“There’s no separation, for me. I don’t have any hobbies, besides doing this. This is what I do. This is my life.”
Indeed, Anderson took the auteur label to the next level on this production, acting as its director and (although uncredited) its cinematographer. Looking at the rest of his filmography, it’s clear that the writer/director (whether intentionally or not) has an affinity for exploring the depths of flawed, egotistical, and dangerously uncompromising male characters. Ones often steeped in self-hatred or self-aggrandising.
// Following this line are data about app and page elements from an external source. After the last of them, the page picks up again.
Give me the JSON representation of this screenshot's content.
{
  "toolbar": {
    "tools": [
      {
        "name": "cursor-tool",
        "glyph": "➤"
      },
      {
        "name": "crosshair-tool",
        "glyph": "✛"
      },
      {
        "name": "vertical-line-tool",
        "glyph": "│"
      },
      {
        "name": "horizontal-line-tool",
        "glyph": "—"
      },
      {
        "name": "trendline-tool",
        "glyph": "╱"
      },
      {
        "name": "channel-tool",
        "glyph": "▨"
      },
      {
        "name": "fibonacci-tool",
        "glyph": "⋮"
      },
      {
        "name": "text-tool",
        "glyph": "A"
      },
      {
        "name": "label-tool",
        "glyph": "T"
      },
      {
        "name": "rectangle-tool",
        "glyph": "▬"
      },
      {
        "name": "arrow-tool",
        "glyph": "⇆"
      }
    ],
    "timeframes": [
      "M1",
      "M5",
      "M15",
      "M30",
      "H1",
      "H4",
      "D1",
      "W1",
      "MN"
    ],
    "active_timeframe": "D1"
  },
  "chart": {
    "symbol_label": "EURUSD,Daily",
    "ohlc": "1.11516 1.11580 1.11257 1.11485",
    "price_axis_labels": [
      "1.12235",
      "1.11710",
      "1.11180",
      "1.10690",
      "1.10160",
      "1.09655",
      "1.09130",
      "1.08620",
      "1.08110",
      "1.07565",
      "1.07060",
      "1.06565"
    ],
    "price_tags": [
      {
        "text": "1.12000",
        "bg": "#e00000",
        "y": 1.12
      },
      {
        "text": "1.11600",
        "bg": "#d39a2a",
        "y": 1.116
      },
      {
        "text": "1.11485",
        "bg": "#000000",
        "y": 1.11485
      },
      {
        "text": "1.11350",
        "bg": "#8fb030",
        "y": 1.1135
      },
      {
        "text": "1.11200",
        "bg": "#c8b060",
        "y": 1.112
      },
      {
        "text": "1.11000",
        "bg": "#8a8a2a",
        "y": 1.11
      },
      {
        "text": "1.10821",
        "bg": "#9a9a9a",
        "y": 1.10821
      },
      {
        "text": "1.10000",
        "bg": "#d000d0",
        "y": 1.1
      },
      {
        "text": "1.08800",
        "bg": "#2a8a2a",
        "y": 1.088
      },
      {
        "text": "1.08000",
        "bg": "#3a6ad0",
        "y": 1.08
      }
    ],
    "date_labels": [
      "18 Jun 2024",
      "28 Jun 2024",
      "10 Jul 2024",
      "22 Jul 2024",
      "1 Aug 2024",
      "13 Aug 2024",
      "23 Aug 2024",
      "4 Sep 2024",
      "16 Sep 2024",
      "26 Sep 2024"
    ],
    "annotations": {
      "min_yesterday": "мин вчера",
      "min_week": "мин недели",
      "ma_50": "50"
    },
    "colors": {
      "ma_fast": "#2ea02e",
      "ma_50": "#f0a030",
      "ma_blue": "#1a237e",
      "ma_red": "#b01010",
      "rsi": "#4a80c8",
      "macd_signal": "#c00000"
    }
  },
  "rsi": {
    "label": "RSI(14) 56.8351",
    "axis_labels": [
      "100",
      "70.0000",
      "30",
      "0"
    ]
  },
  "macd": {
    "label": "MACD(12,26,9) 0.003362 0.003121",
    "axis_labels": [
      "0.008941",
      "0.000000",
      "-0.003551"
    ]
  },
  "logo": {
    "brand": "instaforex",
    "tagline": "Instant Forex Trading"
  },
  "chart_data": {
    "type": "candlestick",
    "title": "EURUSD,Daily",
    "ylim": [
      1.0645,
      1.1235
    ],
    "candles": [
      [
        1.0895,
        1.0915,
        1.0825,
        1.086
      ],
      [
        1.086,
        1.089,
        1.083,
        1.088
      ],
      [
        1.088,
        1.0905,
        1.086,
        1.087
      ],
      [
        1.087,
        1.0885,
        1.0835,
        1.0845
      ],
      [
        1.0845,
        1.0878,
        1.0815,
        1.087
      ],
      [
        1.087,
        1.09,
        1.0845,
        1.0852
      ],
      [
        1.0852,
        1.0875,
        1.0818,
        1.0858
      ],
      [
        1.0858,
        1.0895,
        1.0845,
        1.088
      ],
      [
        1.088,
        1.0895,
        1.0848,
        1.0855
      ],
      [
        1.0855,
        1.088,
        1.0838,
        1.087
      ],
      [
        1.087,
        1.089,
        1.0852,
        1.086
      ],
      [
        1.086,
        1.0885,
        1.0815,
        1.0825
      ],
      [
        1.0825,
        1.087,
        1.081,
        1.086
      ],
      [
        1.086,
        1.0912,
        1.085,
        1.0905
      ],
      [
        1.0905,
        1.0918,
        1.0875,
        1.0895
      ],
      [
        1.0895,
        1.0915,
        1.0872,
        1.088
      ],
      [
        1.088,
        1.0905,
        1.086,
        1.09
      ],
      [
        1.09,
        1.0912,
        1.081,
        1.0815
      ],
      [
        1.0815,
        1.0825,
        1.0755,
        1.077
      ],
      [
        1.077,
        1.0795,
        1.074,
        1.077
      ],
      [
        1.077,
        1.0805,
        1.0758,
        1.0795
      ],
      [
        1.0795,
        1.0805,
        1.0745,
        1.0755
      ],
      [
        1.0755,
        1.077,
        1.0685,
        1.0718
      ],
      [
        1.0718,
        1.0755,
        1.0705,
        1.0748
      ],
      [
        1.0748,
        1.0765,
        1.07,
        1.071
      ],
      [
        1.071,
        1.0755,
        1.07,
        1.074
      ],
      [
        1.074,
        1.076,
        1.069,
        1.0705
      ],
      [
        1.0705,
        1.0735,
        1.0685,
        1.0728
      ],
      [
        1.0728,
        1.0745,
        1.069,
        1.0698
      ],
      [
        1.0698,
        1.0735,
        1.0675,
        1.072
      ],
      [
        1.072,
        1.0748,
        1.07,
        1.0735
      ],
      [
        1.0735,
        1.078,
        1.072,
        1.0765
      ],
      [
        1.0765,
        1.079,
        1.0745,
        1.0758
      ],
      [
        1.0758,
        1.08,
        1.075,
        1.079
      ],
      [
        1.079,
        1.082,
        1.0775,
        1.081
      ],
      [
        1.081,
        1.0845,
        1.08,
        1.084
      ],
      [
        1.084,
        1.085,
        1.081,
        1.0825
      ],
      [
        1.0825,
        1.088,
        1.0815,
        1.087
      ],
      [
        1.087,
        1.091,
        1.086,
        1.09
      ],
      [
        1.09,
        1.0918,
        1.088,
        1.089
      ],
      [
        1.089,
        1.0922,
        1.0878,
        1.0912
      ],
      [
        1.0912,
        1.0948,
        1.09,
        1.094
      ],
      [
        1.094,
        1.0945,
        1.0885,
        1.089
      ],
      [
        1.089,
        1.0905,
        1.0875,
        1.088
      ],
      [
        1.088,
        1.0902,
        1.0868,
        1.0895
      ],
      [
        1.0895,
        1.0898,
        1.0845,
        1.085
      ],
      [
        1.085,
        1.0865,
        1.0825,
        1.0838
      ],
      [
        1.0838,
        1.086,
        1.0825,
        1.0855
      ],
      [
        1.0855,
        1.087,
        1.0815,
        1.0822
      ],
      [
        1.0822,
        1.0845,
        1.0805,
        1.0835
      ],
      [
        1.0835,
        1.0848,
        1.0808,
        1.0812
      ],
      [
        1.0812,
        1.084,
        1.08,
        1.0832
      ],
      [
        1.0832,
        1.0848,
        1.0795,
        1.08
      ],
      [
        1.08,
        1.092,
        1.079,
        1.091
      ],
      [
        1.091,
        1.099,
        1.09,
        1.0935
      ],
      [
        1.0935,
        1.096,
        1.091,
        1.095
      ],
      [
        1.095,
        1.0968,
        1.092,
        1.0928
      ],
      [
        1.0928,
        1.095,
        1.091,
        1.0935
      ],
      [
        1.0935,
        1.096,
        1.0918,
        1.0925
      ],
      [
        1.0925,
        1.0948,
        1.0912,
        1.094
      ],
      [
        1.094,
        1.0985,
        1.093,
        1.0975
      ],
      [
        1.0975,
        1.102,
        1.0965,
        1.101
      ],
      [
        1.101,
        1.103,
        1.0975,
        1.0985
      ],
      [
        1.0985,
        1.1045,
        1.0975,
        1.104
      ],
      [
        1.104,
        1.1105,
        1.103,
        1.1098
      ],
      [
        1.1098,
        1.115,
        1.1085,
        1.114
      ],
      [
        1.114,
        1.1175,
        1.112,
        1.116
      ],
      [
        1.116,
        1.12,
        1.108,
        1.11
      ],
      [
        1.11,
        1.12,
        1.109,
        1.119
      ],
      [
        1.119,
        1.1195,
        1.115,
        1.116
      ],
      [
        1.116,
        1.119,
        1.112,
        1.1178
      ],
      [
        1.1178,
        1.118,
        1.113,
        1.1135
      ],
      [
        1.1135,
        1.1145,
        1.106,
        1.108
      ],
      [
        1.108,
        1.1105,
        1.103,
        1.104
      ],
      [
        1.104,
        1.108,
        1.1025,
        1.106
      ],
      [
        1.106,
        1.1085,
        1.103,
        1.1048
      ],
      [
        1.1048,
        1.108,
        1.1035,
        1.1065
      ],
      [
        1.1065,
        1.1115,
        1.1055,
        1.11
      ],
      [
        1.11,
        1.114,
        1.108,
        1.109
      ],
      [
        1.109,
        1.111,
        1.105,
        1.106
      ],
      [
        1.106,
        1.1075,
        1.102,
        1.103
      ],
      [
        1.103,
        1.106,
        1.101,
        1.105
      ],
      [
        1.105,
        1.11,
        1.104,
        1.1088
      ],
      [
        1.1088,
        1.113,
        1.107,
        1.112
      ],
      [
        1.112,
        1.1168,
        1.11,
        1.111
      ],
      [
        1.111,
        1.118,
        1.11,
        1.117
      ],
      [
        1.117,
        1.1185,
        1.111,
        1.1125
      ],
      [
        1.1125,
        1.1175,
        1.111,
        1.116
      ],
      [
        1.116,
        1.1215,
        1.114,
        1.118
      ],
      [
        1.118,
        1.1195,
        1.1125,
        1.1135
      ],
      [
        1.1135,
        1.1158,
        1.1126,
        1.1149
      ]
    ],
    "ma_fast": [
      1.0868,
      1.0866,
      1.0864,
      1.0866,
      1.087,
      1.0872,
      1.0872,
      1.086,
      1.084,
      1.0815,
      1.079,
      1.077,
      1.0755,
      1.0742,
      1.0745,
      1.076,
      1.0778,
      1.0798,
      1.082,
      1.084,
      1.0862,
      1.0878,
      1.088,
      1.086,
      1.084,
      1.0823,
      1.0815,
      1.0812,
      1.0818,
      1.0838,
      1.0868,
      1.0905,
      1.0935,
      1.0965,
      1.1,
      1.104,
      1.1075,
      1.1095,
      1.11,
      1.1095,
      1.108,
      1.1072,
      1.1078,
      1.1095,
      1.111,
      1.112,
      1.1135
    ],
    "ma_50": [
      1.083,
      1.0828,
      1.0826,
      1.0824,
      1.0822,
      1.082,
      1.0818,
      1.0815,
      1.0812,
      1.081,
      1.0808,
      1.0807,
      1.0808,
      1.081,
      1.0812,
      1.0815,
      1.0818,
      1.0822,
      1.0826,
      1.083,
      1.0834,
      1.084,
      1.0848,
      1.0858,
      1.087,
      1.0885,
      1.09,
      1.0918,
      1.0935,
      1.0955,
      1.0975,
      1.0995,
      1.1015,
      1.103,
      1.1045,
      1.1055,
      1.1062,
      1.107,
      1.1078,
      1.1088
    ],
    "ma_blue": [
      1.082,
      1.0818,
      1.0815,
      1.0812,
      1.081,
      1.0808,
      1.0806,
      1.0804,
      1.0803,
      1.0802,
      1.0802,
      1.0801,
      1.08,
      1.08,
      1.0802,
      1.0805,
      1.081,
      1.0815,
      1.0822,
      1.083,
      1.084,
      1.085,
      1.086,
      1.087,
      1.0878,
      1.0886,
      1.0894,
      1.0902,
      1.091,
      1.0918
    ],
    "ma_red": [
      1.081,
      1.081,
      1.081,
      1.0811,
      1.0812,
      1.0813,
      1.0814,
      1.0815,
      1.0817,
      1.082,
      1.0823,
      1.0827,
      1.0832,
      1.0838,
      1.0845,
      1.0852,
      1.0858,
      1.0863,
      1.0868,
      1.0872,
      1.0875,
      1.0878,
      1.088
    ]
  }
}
Consider the self-sabotaging, ego-driven fall from grace of Mark Wahlberg’s Eddie Adams (aka Dirk Diggler) in 1997’s Boogie Nights. The ruthless pursuit of absolute power by oil prospector and brutal capitalist Daniel Plainview (Daniel Day-Lewis) in 2007’s There Will Be Blood. Lancaster Dodd’s (Phillip Seymour Hoffman) manipulation of people through fear and fantasy, and Freddie Quell’s (Joaquin Phoenix) attempted control of self through emotional repression and alcohol abuse in 2012’s The Master. Or Barry Egan (Adam Sandler), the lonely, socially awkward small business owner with a lack of confidence and a severe anger problem desperate for controlled happiness in 2002’s Punch-Drunk Love. Hard Eight’s John (John C. Reilly), the down-on-his-luck, rash decision-maker or his mentor Sydney (Phillip Baker Hall), desperately covering up his own past. Or Josh Brolin’s Bigfoot, a dangerous cop cheerfully prone to ‘civil rights violations’ and power trips in 2014’s Inherent Vice. And finally, the literal representation of unapologetic, toxic masculinity–Tom Cruise’s Frank T.J. Mackey, who teaches scared, desperate male followers to control the opposite sex as he represses emotional trauma in 1999’s Magnolia.
Alongside Reynolds Woodcock, this collection of fictional men have one thing in common: the desire or need to control. Which is usually obtained through the abuse of themselves and/or others. And with little to no information on Anderson’s upcoming release, Soggy Bottom, we can likely expect a continuation of this flawed male trend with Bradley Cooper’s character (an educated guess) in the 1970s drama set in LA’s San Fernando Valley.
However complicated Anderson’s Phantom Thread feels, uncomfortably illustrating the dangers of the male ego, both past and present, it remains one of the most impressive films of the past decade. From a director who, at 26, premiered a raw and personal neo-noir at Sundance as his first feature film. Notably, for me, the age I am as I write this.
Phantom Thread may not be the filmmaker’s most celebrated film (see There Will Be Blood), his most universally beloved film (see Boogie Nights), or even his personal favourite (see The Master)–but it is a perfect continuation and evolution of the Paul Thomas Anderson filmography. Someone whose films can be unnerving and beautiful, comical and challenging, overwhelming and joyful, but altogether disconcerting in a most fantastic way.